__Exercise directions__
Write out the records that follow exactly. Do not include pictures.

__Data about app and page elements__
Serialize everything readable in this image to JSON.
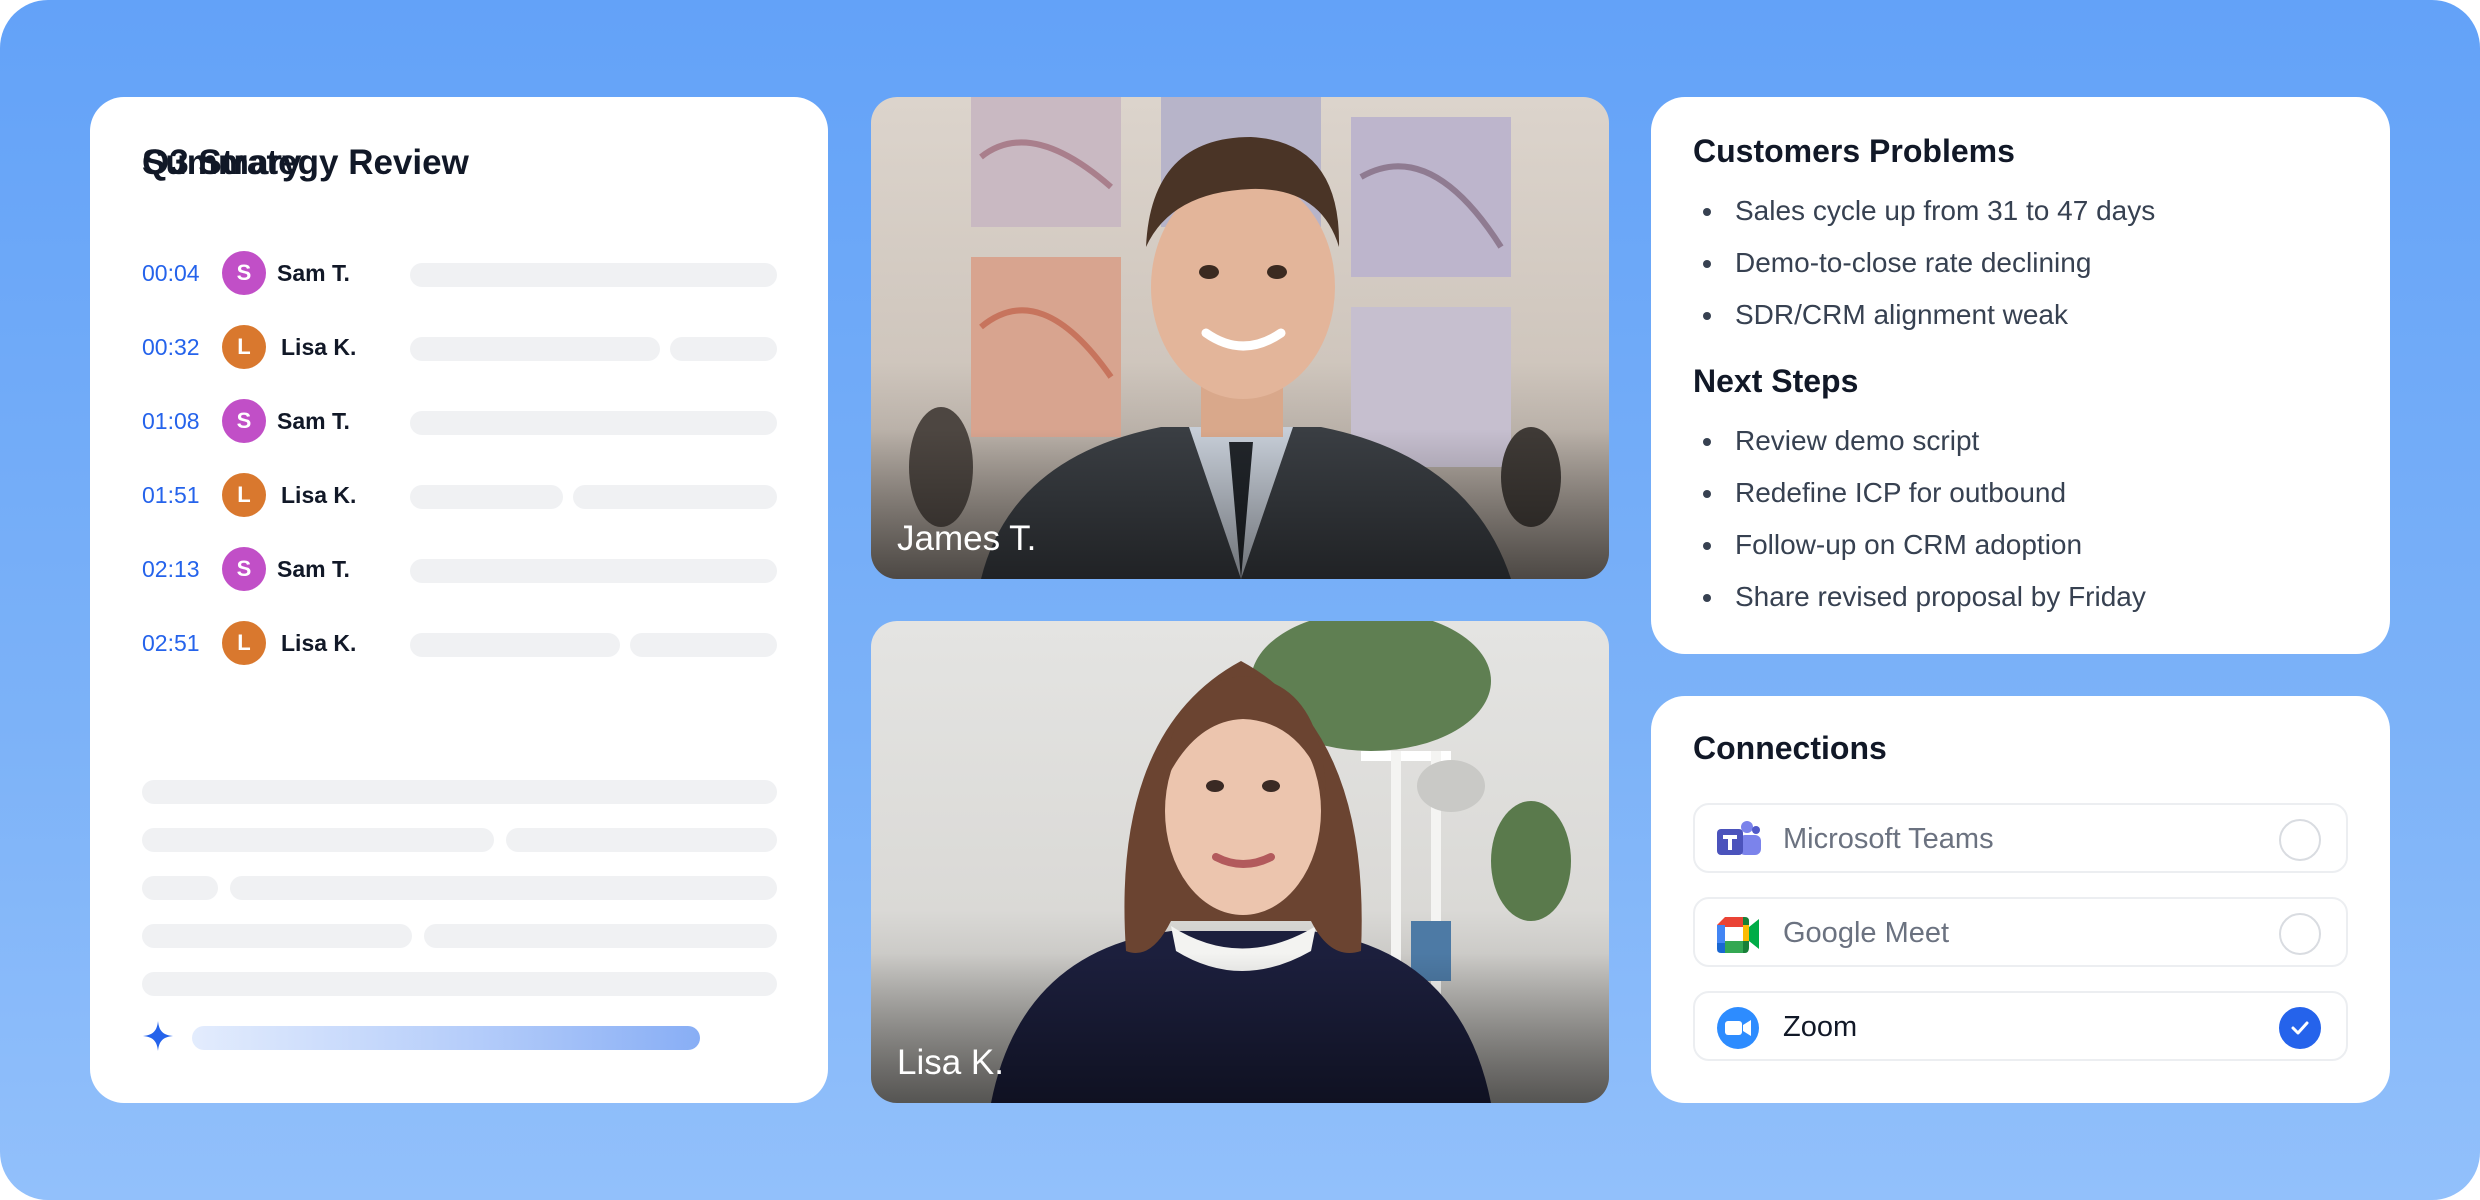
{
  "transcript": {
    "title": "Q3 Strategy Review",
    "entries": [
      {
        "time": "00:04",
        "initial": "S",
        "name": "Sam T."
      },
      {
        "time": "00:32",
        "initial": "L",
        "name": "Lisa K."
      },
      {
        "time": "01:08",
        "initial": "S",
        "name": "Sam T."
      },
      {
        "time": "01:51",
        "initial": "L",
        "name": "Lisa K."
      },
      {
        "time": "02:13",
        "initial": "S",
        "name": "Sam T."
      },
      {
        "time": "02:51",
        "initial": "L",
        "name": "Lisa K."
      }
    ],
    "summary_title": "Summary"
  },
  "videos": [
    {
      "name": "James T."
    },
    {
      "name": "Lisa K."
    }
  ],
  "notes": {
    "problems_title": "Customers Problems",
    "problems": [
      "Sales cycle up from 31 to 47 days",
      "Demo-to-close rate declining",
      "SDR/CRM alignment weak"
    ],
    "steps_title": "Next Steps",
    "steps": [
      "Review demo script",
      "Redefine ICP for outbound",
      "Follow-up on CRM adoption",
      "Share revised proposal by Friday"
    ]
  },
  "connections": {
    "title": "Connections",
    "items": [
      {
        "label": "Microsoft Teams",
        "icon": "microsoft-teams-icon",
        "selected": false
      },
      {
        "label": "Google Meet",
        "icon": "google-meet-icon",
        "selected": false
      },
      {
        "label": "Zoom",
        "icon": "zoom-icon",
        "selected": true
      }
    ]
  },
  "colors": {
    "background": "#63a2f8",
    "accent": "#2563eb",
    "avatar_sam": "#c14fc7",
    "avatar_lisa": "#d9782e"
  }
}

__Answer to this task__
Serialize everything readable in this image to JSON.
{
  "transcript": {
    "title": "Q3 Strategy Review",
    "entries": [
      {
        "time": "00:04",
        "initial": "S",
        "name": "Sam T."
      },
      {
        "time": "00:32",
        "initial": "L",
        "name": "Lisa K."
      },
      {
        "time": "01:08",
        "initial": "S",
        "name": "Sam T."
      },
      {
        "time": "01:51",
        "initial": "L",
        "name": "Lisa K."
      },
      {
        "time": "02:13",
        "initial": "S",
        "name": "Sam T."
      },
      {
        "time": "02:51",
        "initial": "L",
        "name": "Lisa K."
      }
    ],
    "summary_title": "Summary"
  },
  "videos": [
    {
      "name": "James T."
    },
    {
      "name": "Lisa K."
    }
  ],
  "notes": {
    "problems_title": "Customers Problems",
    "problems": [
      "Sales cycle up from 31 to 47 days",
      "Demo-to-close rate declining",
      "SDR/CRM alignment weak"
    ],
    "steps_title": "Next Steps",
    "steps": [
      "Review demo script",
      "Redefine ICP for outbound",
      "Follow-up on CRM adoption",
      "Share revised proposal by Friday"
    ]
  },
  "connections": {
    "title": "Connections",
    "items": [
      {
        "label": "Microsoft Teams",
        "icon": "microsoft-teams-icon",
        "selected": false
      },
      {
        "label": "Google Meet",
        "icon": "google-meet-icon",
        "selected": false
      },
      {
        "label": "Zoom",
        "icon": "zoom-icon",
        "selected": true
      }
    ]
  },
  "colors": {
    "background": "#63a2f8",
    "accent": "#2563eb",
    "avatar_sam": "#c14fc7",
    "avatar_lisa": "#d9782e"
  }
}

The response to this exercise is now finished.